A wild tree in Germany, and many other parts of Europe, but with us only kept in gardens. We have no kind of the fir native: what is called the Scotch fir, is not a fir, but a pine.
The fir-tree grows to a considerable height, and with great regularity. The trunk is covered with a rough and cracked bark, of a resinous smell; the leaves are numerous, and stand very beautifully on the branches. They stand in two rows, one opposite to the other, and are oblong, but somewhat broad and flat. They are of a pale green, and of a whitish hue underneath. The tree is hence called the silver fir, and, from the disposition of the leaves, the yew-leaved fir, for they grow as in the yew tree. The fruit or cones stand upright; in this kind, they are long, thick, and brown.
The tops of this kind are great sweeteners of the blood, and they work powerfully by urine.

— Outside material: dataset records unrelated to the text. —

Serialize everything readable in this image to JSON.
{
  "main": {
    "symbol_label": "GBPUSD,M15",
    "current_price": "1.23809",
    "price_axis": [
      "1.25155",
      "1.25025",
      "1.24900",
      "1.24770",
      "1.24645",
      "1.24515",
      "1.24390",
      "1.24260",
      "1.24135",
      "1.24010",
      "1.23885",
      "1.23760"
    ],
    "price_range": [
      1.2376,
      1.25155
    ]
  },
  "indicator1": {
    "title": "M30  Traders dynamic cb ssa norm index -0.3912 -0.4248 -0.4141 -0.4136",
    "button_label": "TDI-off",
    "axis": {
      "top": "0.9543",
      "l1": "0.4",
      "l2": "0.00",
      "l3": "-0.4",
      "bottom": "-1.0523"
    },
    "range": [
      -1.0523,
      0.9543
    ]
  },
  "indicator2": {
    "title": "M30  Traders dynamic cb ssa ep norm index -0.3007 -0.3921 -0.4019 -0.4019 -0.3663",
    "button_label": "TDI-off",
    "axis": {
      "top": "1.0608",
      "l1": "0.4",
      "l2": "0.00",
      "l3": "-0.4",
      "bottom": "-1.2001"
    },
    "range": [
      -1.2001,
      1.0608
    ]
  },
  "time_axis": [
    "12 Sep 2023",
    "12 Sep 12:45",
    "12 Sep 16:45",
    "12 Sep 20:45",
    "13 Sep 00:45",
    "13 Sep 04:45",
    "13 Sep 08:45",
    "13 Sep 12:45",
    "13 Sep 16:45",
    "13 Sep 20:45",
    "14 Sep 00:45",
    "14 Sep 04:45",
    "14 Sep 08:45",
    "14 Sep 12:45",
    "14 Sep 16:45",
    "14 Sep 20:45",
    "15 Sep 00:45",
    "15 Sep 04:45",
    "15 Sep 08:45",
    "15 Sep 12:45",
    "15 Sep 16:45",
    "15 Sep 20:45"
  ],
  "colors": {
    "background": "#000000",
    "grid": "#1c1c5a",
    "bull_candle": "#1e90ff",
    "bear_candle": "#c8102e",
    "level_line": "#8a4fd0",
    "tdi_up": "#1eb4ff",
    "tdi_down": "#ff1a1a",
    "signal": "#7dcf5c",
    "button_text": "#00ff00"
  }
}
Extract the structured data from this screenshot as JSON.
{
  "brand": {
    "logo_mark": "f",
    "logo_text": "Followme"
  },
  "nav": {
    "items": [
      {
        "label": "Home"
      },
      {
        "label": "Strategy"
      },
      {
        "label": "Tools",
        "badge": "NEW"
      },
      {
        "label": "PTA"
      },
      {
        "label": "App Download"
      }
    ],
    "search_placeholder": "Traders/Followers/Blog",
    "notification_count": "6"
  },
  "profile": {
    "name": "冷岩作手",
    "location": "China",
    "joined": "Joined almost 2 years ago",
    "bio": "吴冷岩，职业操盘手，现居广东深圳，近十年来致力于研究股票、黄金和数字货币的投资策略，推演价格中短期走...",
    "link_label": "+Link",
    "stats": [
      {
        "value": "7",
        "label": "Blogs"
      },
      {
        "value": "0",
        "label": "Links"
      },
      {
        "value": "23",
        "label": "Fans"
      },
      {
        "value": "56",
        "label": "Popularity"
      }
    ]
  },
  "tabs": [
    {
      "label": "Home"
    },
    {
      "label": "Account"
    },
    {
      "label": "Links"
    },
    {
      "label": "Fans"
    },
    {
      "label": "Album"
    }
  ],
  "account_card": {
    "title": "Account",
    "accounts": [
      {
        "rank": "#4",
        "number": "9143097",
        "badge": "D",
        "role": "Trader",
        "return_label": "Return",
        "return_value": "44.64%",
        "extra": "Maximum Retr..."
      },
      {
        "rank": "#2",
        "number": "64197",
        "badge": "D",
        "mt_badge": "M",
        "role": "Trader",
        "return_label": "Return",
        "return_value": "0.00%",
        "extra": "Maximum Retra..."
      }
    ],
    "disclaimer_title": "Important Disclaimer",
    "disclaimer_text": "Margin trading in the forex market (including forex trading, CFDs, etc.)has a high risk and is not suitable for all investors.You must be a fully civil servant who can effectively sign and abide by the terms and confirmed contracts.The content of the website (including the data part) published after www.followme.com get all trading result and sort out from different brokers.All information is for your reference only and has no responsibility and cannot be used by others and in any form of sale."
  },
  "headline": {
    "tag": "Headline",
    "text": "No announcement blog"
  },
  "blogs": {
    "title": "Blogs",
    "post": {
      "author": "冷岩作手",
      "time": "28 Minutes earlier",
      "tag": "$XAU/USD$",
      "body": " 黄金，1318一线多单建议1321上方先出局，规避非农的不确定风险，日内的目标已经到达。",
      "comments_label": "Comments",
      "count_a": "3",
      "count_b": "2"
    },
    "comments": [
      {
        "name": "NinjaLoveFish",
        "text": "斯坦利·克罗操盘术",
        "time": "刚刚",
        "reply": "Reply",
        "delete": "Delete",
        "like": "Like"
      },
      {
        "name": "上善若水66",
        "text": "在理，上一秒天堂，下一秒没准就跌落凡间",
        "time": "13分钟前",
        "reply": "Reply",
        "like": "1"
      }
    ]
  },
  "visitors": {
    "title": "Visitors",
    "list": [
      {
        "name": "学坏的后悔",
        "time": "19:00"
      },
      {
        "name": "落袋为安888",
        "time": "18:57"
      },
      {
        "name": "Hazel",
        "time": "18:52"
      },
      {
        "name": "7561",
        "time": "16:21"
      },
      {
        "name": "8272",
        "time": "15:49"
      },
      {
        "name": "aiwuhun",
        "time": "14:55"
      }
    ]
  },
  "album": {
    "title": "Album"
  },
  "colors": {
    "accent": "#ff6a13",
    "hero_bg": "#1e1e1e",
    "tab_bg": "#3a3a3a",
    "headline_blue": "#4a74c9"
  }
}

They are best given in diet drinks, or brewed in the beer, which is commonly drank.